What is being asked :: Set all the entries down again, unaltered.
++++ Given data
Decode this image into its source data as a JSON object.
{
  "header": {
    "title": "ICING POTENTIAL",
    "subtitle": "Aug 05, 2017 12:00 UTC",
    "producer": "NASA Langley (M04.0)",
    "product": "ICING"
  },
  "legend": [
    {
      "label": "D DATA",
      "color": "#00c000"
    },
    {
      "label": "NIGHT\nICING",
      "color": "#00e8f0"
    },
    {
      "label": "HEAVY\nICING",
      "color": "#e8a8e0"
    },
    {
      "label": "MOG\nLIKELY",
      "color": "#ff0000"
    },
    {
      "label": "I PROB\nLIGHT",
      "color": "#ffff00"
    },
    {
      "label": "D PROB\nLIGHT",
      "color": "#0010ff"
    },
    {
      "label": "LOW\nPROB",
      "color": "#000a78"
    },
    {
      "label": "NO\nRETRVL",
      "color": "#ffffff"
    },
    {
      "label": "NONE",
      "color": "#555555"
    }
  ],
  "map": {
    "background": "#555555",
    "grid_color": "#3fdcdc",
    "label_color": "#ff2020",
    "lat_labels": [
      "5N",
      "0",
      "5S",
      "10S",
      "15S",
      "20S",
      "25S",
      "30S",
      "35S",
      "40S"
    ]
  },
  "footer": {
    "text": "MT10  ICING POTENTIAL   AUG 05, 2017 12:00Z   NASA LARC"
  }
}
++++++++
Expected answer ::
Decode this image into its source data as a JSON object.
{
  "header": {
    "title": "ICING POTENTIAL",
    "subtitle": "Aug 05, 2017 12:00 UTC",
    "producer": "NASA Langley (M04.0)",
    "product": "ICING"
  },
  "legend": [
    {
      "label": "D DATA",
      "color": "#00c000"
    },
    {
      "label": "NIGHT\nICING",
      "color": "#00e8f0"
    },
    {
      "label": "HEAVY\nICING",
      "color": "#e8a8e0"
    },
    {
      "label": "MOG\nLIKELY",
      "color": "#ff0000"
    },
    {
      "label": "I PROB\nLIGHT",
      "color": "#ffff00"
    },
    {
      "label": "D PROB\nLIGHT",
      "color": "#0010ff"
    },
    {
      "label": "LOW\nPROB",
      "color": "#000a78"
    },
    {
      "label": "NO\nRETRVL",
      "color": "#ffffff"
    },
    {
      "label": "NONE",
      "color": "#555555"
    }
  ],
  "map": {
    "background": "#555555",
    "grid_color": "#3fdcdc",
    "label_color": "#ff2020",
    "lat_labels": [
      "5N",
      "0",
      "5S",
      "10S",
      "15S",
      "20S",
      "25S",
      "30S",
      "35S",
      "40S"
    ]
  },
  "footer": {
    "text": "MT10  ICING POTENTIAL   AUG 05, 2017 12:00Z   NASA LARC"
  }
}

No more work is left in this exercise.